(Element data from apps and pages)
Start of Block
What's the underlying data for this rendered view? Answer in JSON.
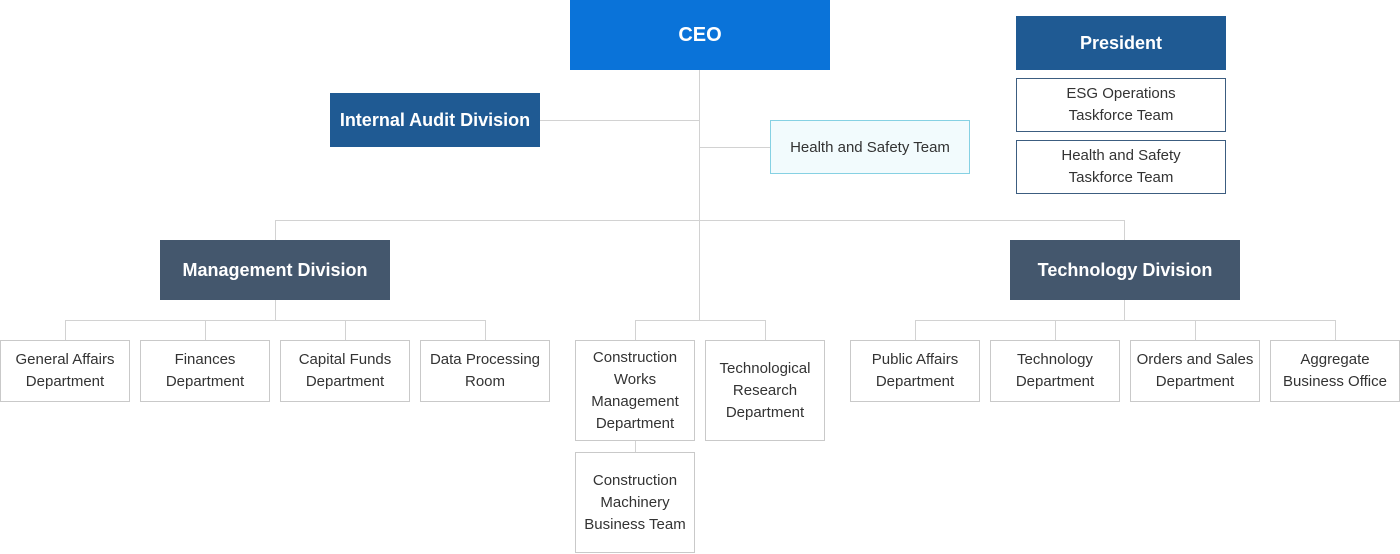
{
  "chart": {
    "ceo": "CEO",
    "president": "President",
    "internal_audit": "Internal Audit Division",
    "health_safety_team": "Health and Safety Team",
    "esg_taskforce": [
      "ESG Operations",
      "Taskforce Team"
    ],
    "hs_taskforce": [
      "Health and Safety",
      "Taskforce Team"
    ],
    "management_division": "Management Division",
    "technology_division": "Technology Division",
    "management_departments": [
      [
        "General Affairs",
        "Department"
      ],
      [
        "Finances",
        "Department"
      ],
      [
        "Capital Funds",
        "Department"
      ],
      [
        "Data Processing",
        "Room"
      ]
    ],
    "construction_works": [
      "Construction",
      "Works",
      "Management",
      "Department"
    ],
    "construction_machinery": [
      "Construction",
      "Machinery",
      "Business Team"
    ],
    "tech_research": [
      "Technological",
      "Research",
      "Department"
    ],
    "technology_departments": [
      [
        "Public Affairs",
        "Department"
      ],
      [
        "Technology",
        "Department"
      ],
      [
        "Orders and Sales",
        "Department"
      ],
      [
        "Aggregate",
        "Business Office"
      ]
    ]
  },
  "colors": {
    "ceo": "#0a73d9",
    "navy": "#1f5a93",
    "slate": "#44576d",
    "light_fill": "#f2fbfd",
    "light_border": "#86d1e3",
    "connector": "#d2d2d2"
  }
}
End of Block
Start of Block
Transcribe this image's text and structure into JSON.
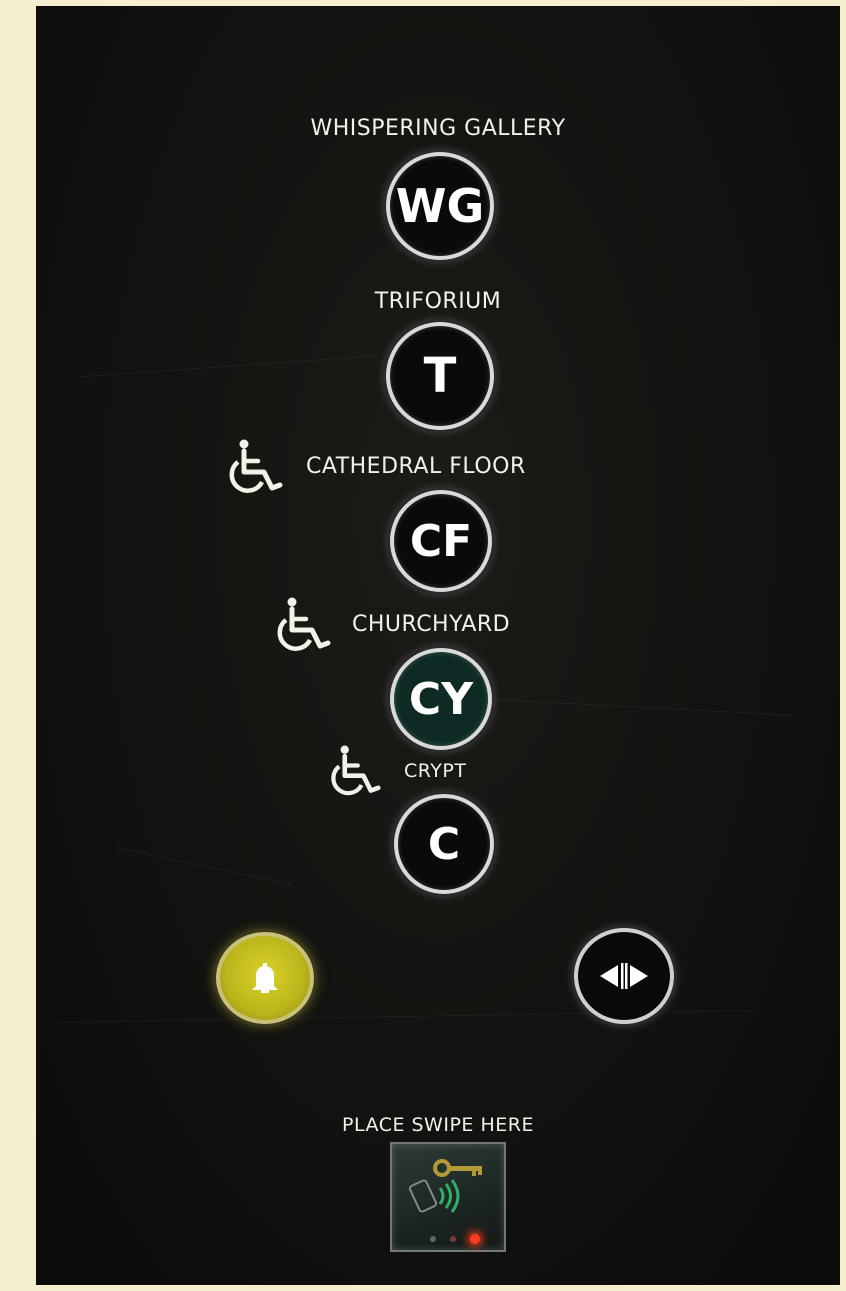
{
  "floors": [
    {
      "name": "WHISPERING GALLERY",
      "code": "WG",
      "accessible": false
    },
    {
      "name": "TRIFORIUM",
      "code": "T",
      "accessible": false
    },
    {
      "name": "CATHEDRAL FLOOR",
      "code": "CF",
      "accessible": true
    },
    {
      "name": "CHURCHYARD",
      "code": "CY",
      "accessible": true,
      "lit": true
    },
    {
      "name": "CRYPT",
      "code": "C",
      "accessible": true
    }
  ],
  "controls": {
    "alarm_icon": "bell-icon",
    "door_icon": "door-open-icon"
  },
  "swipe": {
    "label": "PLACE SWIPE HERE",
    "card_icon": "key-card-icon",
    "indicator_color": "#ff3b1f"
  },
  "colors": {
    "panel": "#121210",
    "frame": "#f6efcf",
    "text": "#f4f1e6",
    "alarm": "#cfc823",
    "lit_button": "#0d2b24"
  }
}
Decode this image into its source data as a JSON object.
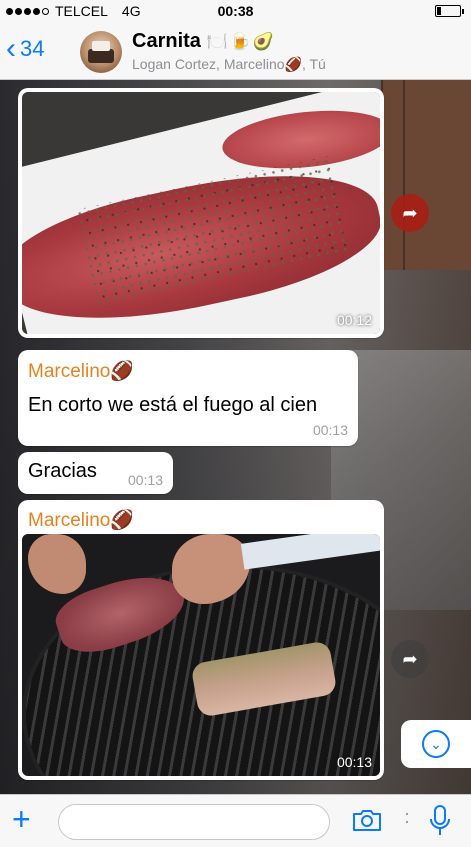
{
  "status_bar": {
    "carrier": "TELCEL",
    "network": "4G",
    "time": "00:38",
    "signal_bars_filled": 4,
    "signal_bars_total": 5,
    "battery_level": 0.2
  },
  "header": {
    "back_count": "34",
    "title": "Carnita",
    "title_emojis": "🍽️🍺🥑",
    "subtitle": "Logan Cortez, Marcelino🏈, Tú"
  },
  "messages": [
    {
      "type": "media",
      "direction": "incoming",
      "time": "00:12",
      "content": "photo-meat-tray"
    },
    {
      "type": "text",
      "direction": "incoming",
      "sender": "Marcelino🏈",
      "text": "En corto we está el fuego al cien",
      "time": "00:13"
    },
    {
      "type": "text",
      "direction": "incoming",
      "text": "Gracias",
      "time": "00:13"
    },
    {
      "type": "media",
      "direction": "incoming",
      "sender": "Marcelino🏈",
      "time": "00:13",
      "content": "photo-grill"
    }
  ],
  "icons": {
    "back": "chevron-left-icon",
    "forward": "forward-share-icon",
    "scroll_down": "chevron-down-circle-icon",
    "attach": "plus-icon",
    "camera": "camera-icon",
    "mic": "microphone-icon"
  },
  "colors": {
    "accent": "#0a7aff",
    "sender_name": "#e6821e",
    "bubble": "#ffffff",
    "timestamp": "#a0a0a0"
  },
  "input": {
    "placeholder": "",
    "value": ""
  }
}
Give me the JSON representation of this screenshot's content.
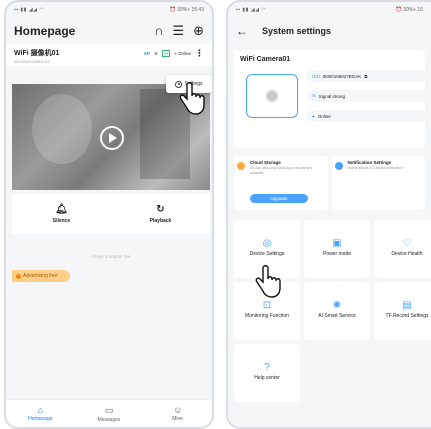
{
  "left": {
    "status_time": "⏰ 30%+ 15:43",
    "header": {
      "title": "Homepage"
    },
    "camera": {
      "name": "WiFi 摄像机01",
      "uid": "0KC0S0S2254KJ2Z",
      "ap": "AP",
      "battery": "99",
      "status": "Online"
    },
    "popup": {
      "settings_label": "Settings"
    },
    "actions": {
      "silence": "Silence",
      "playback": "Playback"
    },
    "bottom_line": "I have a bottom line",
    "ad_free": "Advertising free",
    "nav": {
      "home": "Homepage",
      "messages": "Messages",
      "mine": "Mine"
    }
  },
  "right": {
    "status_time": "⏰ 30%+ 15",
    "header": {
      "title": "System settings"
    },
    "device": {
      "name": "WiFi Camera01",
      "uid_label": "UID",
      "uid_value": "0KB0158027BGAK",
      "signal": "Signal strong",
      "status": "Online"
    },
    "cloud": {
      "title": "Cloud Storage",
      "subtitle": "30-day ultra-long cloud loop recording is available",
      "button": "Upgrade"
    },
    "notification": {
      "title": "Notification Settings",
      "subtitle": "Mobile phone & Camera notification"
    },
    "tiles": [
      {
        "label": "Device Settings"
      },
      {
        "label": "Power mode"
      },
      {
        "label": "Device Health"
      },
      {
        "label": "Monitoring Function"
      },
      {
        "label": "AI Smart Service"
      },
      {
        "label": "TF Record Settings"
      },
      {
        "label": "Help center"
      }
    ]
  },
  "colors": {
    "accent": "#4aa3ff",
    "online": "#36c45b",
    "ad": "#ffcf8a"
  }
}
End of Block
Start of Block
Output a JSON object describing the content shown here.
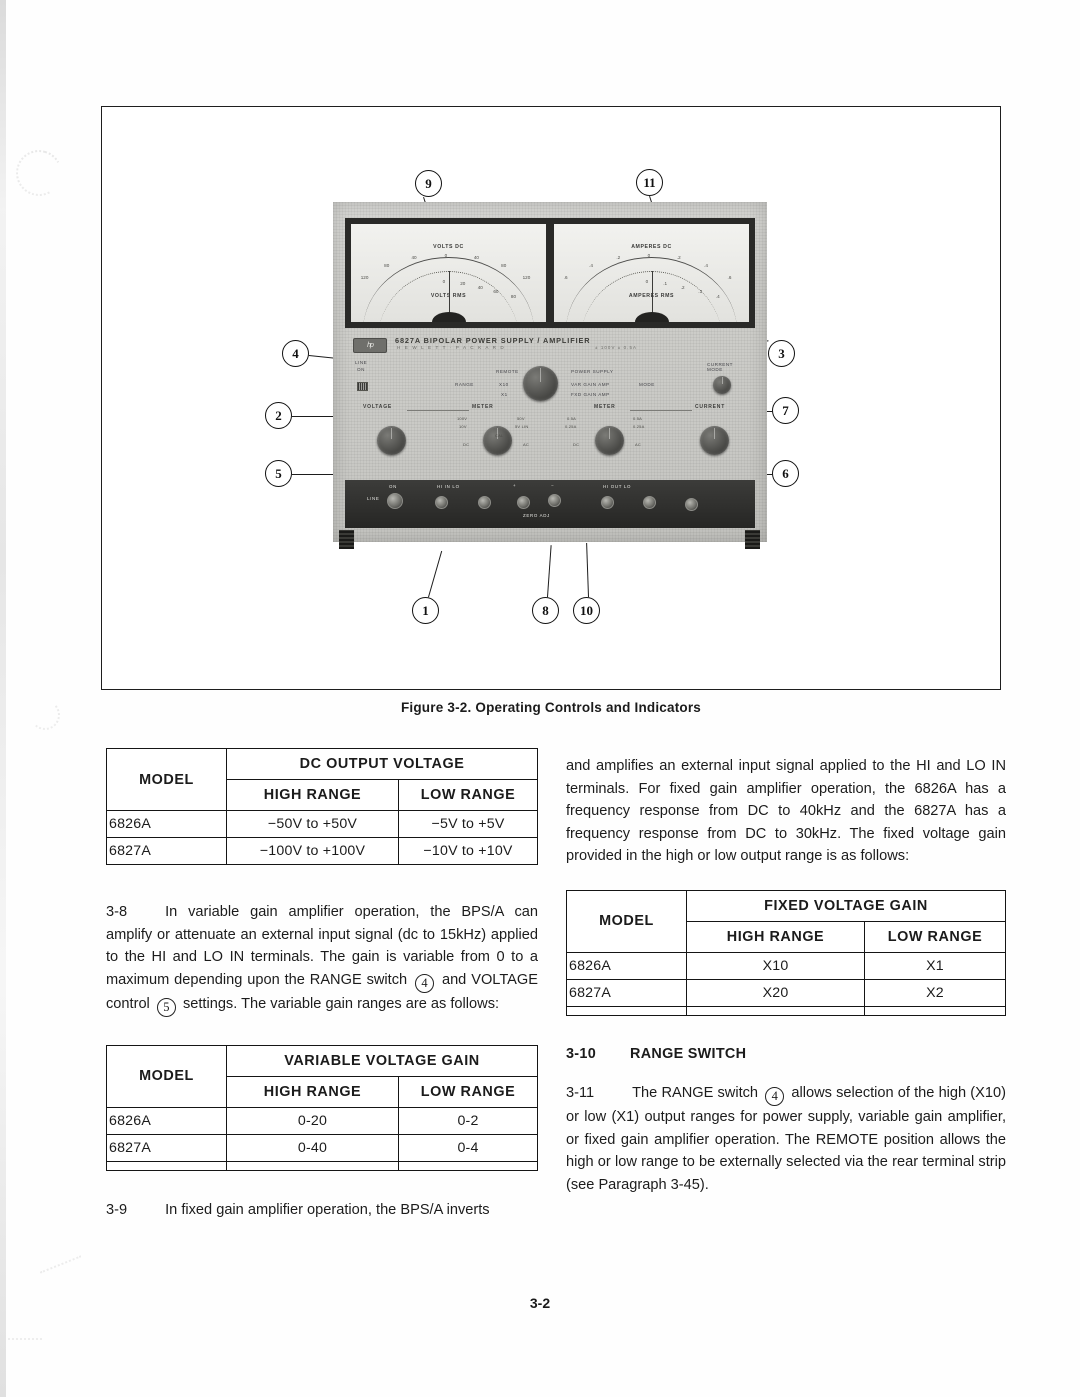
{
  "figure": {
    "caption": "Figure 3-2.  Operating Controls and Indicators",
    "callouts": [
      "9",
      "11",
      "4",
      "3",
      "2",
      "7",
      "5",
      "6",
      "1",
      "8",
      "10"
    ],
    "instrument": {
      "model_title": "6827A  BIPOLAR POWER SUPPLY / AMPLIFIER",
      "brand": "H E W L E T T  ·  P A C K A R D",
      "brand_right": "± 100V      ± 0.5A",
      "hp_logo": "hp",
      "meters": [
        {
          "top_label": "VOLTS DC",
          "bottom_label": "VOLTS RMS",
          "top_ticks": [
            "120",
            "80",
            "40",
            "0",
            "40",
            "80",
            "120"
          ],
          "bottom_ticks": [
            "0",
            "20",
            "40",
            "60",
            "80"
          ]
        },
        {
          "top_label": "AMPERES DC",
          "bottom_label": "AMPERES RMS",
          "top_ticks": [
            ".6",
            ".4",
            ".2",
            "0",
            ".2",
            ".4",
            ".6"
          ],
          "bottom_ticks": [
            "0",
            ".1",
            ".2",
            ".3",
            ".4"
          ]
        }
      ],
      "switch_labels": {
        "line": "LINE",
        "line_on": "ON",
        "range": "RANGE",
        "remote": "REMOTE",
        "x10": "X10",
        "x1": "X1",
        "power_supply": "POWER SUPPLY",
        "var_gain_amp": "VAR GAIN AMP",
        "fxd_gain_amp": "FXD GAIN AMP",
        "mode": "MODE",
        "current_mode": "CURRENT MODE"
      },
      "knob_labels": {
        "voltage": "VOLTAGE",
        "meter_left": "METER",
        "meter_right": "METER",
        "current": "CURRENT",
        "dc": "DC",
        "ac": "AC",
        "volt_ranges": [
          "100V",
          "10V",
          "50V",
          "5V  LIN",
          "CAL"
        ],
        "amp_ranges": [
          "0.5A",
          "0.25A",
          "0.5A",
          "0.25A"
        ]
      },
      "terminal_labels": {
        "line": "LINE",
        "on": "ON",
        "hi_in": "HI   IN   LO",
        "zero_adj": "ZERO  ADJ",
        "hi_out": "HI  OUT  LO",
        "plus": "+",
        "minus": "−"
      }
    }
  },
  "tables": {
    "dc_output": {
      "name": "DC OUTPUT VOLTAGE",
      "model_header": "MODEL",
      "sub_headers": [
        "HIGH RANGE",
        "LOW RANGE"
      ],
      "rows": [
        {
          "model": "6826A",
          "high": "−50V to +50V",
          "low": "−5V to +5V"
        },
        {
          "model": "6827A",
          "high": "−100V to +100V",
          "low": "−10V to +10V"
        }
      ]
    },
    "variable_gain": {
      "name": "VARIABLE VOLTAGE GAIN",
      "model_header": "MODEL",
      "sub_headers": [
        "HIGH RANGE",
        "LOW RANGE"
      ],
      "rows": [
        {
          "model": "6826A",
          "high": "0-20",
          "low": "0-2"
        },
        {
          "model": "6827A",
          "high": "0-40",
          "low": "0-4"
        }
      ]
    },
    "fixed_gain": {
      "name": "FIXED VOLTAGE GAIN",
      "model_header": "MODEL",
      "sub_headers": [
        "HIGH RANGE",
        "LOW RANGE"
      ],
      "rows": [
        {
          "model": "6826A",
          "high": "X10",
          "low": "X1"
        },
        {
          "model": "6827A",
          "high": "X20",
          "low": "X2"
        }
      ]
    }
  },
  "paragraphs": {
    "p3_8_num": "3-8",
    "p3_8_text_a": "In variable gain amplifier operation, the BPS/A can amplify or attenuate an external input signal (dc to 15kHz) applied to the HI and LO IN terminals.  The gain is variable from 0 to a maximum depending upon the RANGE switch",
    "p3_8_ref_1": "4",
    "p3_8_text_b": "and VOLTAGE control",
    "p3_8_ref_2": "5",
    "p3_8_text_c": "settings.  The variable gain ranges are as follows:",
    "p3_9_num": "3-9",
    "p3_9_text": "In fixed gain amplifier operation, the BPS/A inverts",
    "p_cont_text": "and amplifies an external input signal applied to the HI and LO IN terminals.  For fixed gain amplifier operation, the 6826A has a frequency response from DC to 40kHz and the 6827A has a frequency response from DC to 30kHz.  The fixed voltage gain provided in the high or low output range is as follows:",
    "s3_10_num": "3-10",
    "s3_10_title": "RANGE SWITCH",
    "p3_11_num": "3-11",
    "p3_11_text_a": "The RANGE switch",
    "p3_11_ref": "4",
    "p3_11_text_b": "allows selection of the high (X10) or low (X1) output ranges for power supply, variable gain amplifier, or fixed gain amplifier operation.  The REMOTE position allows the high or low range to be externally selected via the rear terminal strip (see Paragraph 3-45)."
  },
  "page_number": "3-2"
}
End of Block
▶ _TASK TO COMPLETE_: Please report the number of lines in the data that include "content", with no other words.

▶ _TASK OUTPUT_: 4